Verdict

So is the Jeep Compass on point in its 2017 guise? As an everyday compact SUV - even though it has some great specifications and build quality - we wouldn't say the new Compass is able to compete with the likes of the Nissan Qashqai or Seat Ateca. It feels like less of a road vehicle than that.

However, if off-roading is your thing, and you want one vehicle to take you around town during the week and up and down mountains at the weekend, the Compass should definitely be on your shopping shortlist.  

Ultimately, we would have liked the Compass to have been a bit more refined with those everyday comforts, but the combination great build quality and an enhanced easy-to-use infotainment system still make it worthy of consideration.

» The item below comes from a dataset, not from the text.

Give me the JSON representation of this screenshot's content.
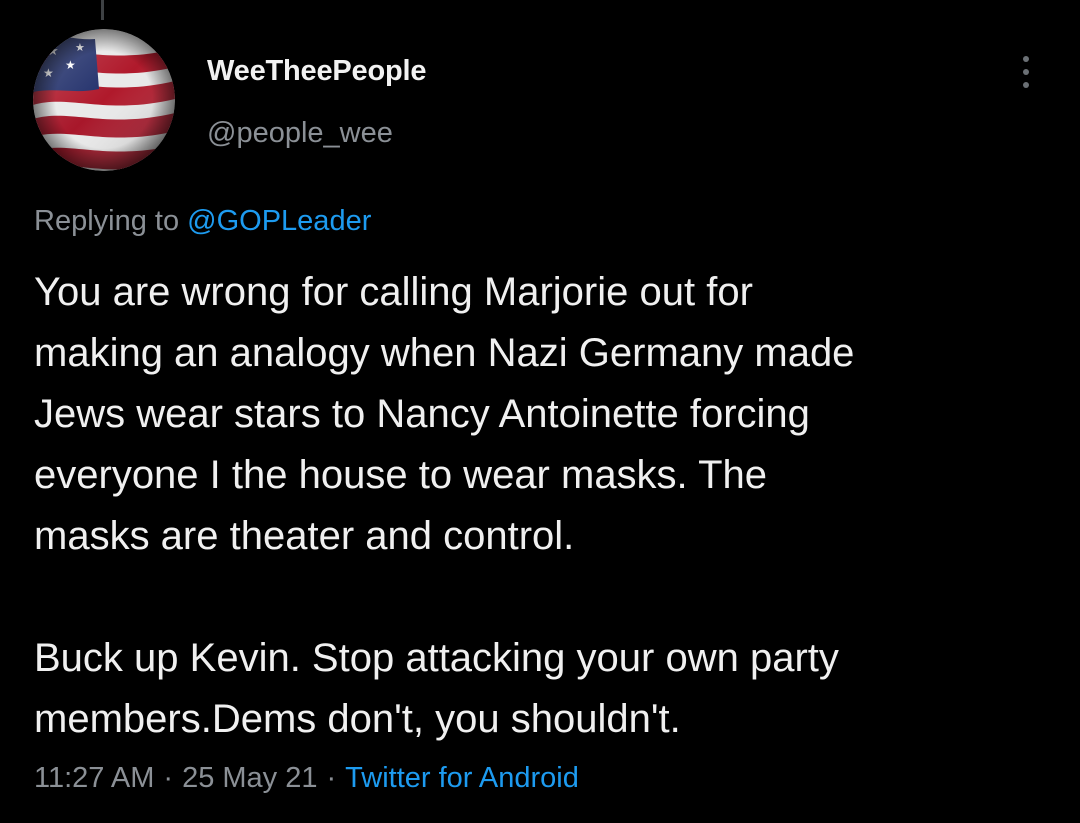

The Jeep Compass will launch in the UK in late 2017/early 2018. You can register your interest on Jeep's website.